ASSIGNED TASK:
Output all entries verbatim. Skip pictures.

INFORMATION SHOWN:
======

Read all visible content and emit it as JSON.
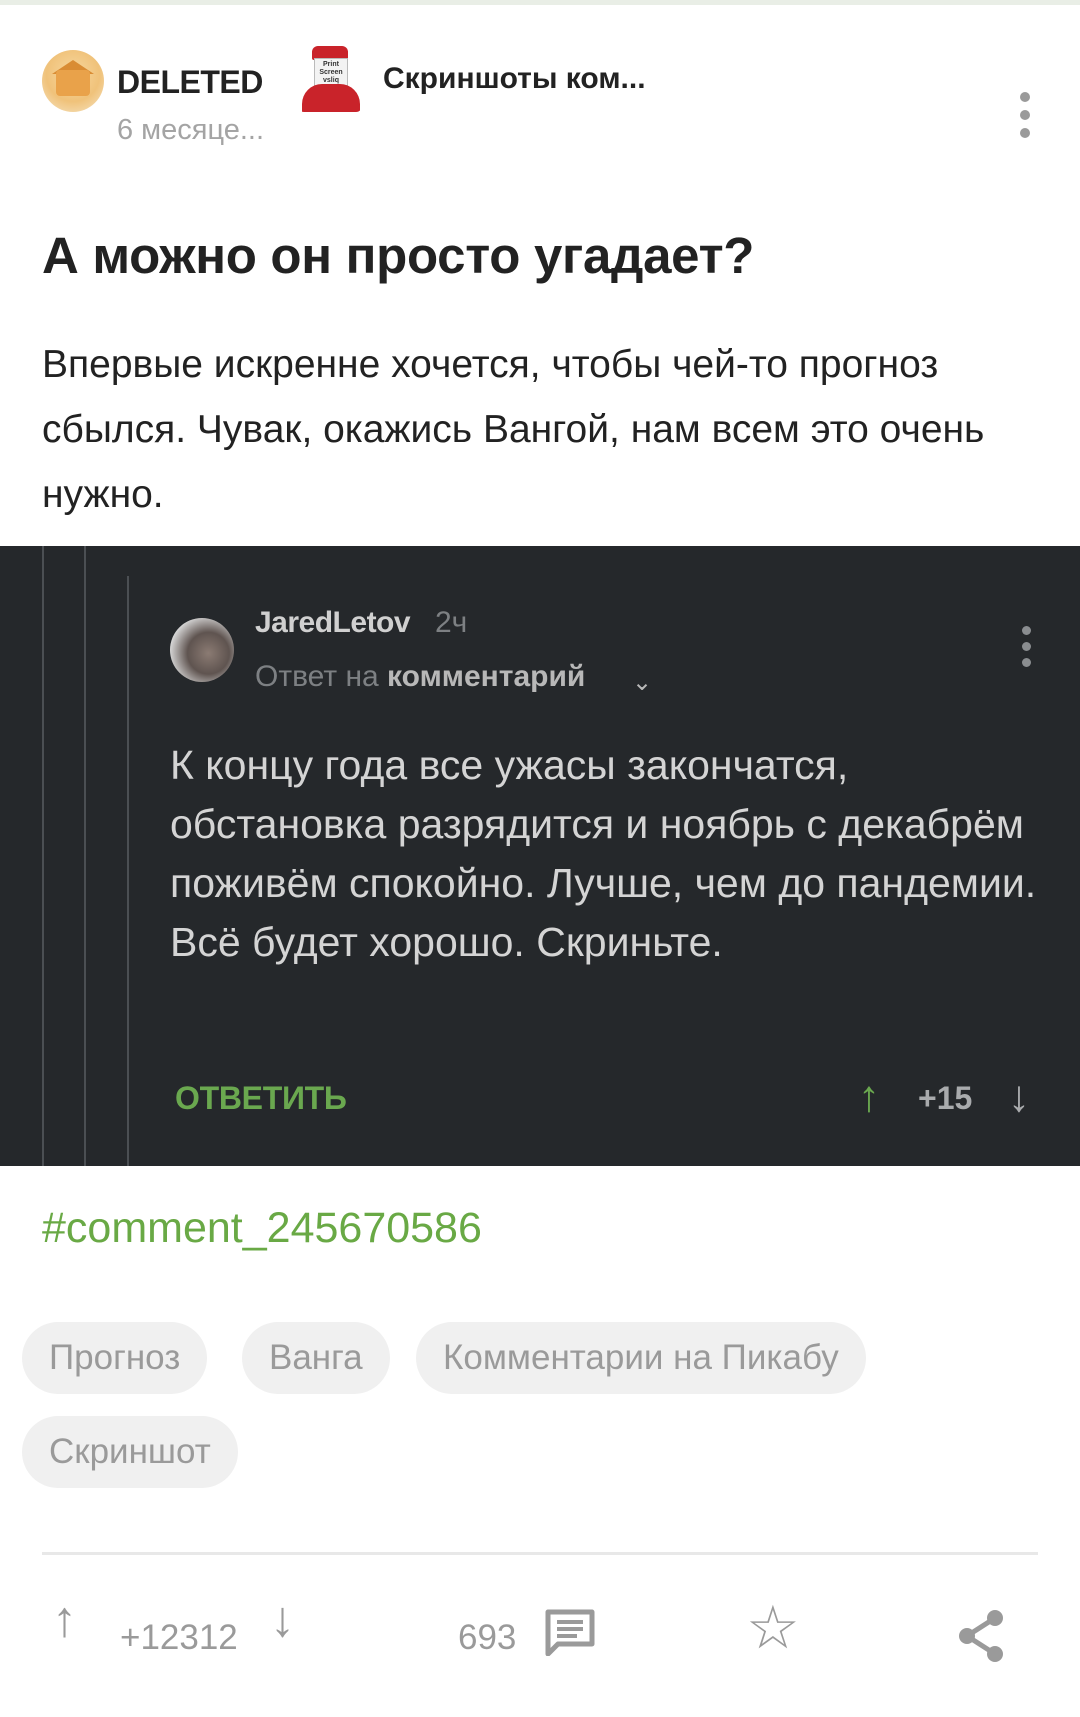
{
  "header": {
    "author": "DELETED",
    "time": "6 месяце...",
    "community": "Скриншоты ком..."
  },
  "post": {
    "title": "А можно он просто угадает?",
    "body": "Впервые искренне хочется, чтобы чей-то прогноз сбылся. Чувак, окажись Вангой, нам всем это очень нужно."
  },
  "comment": {
    "user": "JaredLetov",
    "time": "2ч",
    "reply_prefix": "Ответ на",
    "reply_target": "комментарий",
    "text": "К концу года все ужасы закончатся, обстановка разрядится и ноябрь с декабрём поживём спокойно. Лучше, чем до пандемии. Всё будет хорошо. Скриньте.",
    "reply_button": "ОТВЕТИТЬ",
    "score": "+15"
  },
  "link": "#comment_245670586",
  "tags": [
    "Прогноз",
    "Ванга",
    "Комментарии на Пикабу",
    "Скриншот"
  ],
  "footer": {
    "rating": "+12312",
    "comments": "693"
  },
  "colors": {
    "accent": "#69a945",
    "dark_bg": "#25282b"
  },
  "icons": [
    "author-avatar",
    "community-avatar",
    "more-icon",
    "upvote-icon",
    "downvote-icon",
    "comment-icon",
    "star-icon",
    "share-icon"
  ]
}
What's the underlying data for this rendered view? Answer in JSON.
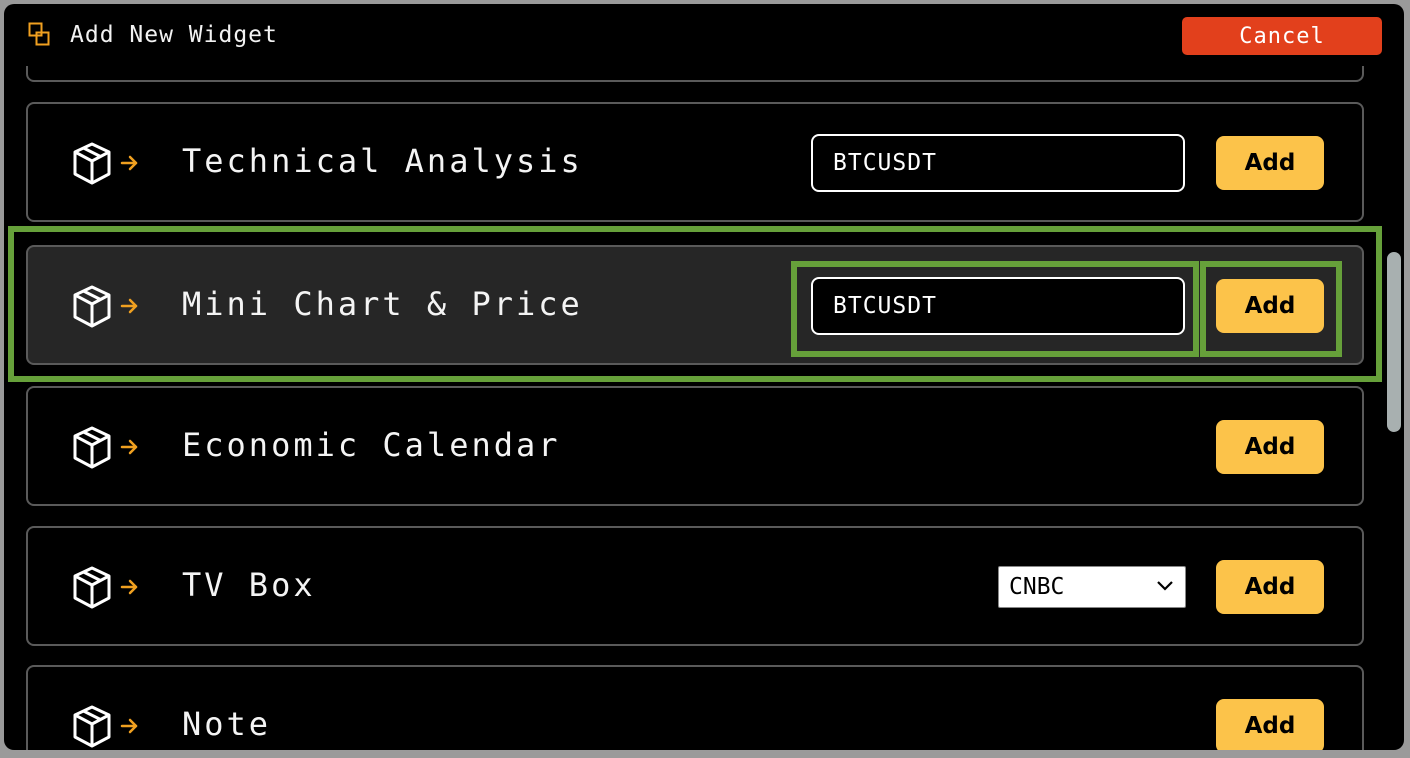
{
  "header": {
    "title": "Add New Widget",
    "cancel_label": "Cancel"
  },
  "widgets": [
    {
      "title": "Technical Analysis",
      "symbol": "BTCUSDT",
      "add_label": "Add"
    },
    {
      "title": "Mini Chart & Price",
      "symbol": "BTCUSDT",
      "add_label": "Add"
    },
    {
      "title": "Economic Calendar",
      "add_label": "Add"
    },
    {
      "title": "TV Box",
      "channel": "CNBC",
      "add_label": "Add"
    },
    {
      "title": "Note",
      "add_label": "Add"
    }
  ],
  "icons": {
    "header": "copy-icon",
    "widget": "package-icon",
    "arrow": "arrow-right-icon",
    "select": "chevron-down-icon"
  },
  "colors": {
    "accent": "#fcc34a",
    "cancel": "#e2401c",
    "highlight": "#66a03a",
    "arrow": "#f0a020"
  }
}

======

SOLUTION TO THIS TASK:
Read all visible content and emit it as JSON.
{
  "header": {
    "author": "DELETED",
    "time": "6 месяце...",
    "community": "Скриншоты ком..."
  },
  "post": {
    "title": "А можно он просто угадает?",
    "body": "Впервые искренне хочется, чтобы чей-то прогноз сбылся. Чувак, окажись Вангой, нам всем это очень нужно."
  },
  "comment": {
    "user": "JaredLetov",
    "time": "2ч",
    "reply_prefix": "Ответ на",
    "reply_target": "комментарий",
    "text": "К концу года все ужасы закончатся, обстановка разрядится и ноябрь с декабрём поживём спокойно. Лучше, чем до пандемии. Всё будет хорошо. Скриньте.",
    "reply_button": "ОТВЕТИТЬ",
    "score": "+15"
  },
  "link": "#comment_245670586",
  "tags": [
    "Прогноз",
    "Ванга",
    "Комментарии на Пикабу",
    "Скриншот"
  ],
  "footer": {
    "rating": "+12312",
    "comments": "693"
  },
  "colors": {
    "accent": "#69a945",
    "dark_bg": "#25282b"
  },
  "icons": [
    "author-avatar",
    "community-avatar",
    "more-icon",
    "upvote-icon",
    "downvote-icon",
    "comment-icon",
    "star-icon",
    "share-icon"
  ]
}
What's the underlying data for this rendered view? Answer in JSON.
{
  "header": {
    "title": "Add New Widget",
    "cancel_label": "Cancel"
  },
  "widgets": [
    {
      "title": "Technical Analysis",
      "symbol": "BTCUSDT",
      "add_label": "Add"
    },
    {
      "title": "Mini Chart & Price",
      "symbol": "BTCUSDT",
      "add_label": "Add"
    },
    {
      "title": "Economic Calendar",
      "add_label": "Add"
    },
    {
      "title": "TV Box",
      "channel": "CNBC",
      "add_label": "Add"
    },
    {
      "title": "Note",
      "add_label": "Add"
    }
  ],
  "icons": {
    "header": "copy-icon",
    "widget": "package-icon",
    "arrow": "arrow-right-icon",
    "select": "chevron-down-icon"
  },
  "colors": {
    "accent": "#fcc34a",
    "cancel": "#e2401c",
    "highlight": "#66a03a",
    "arrow": "#f0a020"
  }
}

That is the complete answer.